Look through the records below and copy each line that includes the word "Alien".

--*--

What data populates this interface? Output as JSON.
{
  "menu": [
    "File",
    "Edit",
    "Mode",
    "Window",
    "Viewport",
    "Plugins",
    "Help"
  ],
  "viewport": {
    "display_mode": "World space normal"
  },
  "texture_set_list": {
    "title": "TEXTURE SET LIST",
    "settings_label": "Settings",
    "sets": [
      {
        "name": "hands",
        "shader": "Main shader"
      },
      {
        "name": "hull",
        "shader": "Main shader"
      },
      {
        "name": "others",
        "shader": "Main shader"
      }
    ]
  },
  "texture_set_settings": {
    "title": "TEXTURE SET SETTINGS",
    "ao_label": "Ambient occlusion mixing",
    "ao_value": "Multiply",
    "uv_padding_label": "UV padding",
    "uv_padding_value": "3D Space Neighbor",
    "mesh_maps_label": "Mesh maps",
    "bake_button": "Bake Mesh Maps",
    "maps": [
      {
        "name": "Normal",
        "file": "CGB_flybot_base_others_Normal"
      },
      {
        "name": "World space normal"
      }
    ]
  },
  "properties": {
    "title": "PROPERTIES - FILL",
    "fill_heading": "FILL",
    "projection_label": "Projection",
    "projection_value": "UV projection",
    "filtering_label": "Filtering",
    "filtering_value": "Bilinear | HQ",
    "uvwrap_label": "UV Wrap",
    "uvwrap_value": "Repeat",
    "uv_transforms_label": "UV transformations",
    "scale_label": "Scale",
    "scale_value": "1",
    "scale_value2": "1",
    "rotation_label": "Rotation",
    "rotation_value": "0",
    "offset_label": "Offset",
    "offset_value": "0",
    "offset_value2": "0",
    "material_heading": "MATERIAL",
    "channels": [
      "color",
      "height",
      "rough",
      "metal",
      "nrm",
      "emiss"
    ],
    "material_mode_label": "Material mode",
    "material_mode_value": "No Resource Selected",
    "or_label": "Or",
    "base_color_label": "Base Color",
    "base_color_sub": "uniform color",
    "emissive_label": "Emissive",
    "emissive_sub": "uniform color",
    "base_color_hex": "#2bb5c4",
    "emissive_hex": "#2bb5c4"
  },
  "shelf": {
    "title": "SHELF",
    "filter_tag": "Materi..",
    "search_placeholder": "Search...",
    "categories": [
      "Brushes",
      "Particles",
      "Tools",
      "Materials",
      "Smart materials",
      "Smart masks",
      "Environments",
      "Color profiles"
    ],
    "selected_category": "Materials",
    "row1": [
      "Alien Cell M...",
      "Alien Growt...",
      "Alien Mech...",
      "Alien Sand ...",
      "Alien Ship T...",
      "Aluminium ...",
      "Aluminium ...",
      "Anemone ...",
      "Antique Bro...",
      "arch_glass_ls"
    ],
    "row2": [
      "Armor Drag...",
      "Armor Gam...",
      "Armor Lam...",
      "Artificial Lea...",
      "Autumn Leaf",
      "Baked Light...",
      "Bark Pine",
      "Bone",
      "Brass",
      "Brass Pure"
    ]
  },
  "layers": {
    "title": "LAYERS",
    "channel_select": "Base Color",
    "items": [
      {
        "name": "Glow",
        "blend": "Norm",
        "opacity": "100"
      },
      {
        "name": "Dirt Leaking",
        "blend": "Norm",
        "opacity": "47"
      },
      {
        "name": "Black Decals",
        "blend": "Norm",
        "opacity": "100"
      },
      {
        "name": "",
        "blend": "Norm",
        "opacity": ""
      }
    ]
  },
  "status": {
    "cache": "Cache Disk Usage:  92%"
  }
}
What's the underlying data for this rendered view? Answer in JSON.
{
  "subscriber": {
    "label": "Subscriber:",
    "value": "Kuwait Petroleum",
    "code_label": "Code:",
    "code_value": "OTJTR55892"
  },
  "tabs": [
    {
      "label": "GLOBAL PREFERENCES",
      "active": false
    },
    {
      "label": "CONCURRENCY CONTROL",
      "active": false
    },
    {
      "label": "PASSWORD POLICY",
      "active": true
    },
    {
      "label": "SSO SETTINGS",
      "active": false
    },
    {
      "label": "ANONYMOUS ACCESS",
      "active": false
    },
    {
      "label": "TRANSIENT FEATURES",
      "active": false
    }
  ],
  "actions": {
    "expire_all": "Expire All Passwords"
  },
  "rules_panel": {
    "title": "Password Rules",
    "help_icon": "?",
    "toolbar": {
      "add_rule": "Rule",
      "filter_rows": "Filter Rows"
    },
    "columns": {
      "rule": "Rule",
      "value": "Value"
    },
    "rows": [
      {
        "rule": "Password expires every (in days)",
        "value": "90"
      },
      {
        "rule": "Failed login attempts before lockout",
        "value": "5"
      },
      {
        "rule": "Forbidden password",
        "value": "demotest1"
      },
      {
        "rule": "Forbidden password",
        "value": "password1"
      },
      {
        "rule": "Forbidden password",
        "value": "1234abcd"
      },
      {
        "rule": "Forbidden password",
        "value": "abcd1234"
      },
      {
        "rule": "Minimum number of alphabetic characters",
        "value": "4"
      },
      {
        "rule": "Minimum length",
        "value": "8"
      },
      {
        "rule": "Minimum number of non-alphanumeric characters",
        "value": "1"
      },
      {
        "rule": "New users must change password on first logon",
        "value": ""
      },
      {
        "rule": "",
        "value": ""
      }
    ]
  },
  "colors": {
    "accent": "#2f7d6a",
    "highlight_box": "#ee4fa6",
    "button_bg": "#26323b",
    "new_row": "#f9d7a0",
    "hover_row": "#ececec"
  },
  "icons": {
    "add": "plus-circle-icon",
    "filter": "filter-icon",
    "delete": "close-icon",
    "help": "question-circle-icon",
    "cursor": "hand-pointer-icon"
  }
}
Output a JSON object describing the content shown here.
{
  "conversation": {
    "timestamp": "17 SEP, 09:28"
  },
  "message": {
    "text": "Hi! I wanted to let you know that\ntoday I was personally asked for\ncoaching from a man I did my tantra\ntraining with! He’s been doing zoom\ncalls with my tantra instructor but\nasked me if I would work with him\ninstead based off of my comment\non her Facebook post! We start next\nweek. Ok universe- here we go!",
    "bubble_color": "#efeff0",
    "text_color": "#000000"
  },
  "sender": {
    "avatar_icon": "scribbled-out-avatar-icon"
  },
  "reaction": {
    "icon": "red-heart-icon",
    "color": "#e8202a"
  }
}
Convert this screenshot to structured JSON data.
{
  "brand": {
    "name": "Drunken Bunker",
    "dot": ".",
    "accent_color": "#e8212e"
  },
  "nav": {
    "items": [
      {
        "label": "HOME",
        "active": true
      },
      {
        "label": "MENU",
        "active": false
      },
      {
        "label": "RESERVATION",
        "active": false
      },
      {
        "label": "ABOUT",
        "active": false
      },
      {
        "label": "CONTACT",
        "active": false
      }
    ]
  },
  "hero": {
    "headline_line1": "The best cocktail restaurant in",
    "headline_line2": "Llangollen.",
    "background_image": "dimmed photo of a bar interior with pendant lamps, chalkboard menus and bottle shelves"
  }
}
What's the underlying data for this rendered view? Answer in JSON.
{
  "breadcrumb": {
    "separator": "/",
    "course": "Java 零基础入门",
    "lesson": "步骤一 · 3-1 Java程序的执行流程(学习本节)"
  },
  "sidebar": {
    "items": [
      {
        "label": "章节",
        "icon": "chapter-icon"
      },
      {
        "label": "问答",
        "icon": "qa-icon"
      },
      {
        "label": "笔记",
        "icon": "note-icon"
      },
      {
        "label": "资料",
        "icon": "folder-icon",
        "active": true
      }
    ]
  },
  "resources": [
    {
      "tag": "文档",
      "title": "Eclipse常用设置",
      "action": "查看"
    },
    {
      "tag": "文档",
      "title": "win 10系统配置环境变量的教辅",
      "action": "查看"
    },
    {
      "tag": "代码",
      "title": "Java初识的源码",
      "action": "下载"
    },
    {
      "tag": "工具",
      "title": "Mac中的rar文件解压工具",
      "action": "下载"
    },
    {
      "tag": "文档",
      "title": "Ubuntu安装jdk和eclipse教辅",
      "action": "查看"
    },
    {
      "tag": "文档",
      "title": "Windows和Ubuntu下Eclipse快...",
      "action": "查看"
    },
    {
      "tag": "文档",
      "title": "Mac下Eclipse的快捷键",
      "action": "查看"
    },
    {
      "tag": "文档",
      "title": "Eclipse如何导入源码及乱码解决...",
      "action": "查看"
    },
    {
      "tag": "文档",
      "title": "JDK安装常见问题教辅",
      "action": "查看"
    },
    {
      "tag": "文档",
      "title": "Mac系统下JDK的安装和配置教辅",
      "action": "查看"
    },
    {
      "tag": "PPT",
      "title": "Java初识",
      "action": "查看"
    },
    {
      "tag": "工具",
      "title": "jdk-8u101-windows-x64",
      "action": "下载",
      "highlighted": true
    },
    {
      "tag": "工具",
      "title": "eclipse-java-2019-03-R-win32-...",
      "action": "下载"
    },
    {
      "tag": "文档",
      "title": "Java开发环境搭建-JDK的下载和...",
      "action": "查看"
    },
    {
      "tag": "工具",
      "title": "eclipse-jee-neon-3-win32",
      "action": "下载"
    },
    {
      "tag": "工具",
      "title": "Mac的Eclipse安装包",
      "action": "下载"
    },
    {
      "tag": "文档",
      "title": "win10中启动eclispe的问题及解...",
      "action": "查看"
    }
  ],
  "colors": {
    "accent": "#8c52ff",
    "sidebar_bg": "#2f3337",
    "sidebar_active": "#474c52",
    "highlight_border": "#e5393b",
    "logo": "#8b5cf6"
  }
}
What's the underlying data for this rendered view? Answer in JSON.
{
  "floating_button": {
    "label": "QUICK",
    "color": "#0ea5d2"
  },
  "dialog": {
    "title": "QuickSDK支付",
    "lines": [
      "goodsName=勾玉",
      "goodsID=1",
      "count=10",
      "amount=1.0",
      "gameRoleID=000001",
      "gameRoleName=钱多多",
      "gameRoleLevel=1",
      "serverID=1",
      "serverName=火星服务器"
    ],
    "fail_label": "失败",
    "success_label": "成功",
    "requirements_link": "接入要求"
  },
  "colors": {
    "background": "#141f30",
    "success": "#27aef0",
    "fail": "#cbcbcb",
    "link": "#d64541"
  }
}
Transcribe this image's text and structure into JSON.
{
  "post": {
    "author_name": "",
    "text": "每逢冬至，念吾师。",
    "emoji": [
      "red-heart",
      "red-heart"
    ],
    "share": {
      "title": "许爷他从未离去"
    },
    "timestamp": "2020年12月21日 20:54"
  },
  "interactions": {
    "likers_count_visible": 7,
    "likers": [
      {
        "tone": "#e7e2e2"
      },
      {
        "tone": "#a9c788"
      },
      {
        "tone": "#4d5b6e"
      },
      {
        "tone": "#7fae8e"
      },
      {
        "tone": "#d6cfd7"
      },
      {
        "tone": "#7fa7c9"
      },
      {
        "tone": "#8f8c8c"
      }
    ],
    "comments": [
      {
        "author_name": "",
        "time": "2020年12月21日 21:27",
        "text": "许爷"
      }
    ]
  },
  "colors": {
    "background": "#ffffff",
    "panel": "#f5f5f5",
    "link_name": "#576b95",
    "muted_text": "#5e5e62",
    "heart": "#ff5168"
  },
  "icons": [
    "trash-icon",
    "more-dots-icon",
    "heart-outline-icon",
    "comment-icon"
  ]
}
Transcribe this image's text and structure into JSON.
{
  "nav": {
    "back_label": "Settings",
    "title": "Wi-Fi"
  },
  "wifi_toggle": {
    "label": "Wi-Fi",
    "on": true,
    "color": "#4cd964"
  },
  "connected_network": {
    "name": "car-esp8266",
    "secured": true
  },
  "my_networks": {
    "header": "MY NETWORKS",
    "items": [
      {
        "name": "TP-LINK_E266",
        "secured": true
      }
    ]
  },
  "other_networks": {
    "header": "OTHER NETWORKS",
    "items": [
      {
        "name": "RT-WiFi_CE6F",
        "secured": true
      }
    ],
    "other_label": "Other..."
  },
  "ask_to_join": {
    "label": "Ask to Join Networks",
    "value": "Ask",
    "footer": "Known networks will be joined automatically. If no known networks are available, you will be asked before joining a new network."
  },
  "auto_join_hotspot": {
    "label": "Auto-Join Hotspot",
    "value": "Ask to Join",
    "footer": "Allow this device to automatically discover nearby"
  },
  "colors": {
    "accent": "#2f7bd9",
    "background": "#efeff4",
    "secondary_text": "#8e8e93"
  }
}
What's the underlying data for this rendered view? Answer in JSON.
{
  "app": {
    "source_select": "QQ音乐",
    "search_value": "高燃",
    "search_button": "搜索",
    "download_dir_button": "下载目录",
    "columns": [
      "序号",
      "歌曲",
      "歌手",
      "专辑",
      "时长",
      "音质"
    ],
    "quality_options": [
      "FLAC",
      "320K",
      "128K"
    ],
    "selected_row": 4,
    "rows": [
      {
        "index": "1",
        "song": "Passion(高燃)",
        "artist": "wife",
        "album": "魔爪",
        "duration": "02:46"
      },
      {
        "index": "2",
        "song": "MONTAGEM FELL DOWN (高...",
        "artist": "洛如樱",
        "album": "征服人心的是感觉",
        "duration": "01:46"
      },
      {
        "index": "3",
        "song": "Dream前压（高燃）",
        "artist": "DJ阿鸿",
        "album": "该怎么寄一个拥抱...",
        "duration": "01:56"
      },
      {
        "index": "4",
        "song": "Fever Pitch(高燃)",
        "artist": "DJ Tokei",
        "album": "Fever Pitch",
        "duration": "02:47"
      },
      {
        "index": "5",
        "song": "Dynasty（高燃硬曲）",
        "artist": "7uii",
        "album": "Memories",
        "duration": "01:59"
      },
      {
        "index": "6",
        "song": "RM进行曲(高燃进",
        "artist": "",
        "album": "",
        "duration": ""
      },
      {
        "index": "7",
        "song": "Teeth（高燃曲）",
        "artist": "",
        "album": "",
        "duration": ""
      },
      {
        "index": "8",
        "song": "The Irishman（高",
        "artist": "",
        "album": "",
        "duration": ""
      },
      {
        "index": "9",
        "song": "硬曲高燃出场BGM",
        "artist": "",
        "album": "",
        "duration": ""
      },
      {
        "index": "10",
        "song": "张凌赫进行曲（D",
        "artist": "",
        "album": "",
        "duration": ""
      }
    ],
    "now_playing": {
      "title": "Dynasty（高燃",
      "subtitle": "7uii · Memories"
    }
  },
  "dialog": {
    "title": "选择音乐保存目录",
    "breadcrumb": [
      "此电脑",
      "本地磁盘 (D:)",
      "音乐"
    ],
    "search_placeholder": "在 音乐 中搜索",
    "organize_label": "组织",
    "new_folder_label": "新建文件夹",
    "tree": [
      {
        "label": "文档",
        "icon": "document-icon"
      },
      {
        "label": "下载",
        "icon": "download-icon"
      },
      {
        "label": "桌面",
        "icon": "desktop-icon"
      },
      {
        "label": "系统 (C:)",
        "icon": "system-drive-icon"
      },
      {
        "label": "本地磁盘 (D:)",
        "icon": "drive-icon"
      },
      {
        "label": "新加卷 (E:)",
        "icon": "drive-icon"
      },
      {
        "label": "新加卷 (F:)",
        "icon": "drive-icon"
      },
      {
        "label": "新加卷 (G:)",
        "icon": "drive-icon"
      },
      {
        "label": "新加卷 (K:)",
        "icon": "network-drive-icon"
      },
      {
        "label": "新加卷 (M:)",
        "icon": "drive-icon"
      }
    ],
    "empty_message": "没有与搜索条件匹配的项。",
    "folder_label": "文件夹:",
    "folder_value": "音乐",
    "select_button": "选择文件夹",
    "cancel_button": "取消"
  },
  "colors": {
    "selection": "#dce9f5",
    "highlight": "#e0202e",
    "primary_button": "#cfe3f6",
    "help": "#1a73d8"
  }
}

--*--

*Your response*:
      "Alien Cell M...",
      "Alien Growt...",
      "Alien Mech...",
      "Alien Sand ...",
      "Alien Ship T...",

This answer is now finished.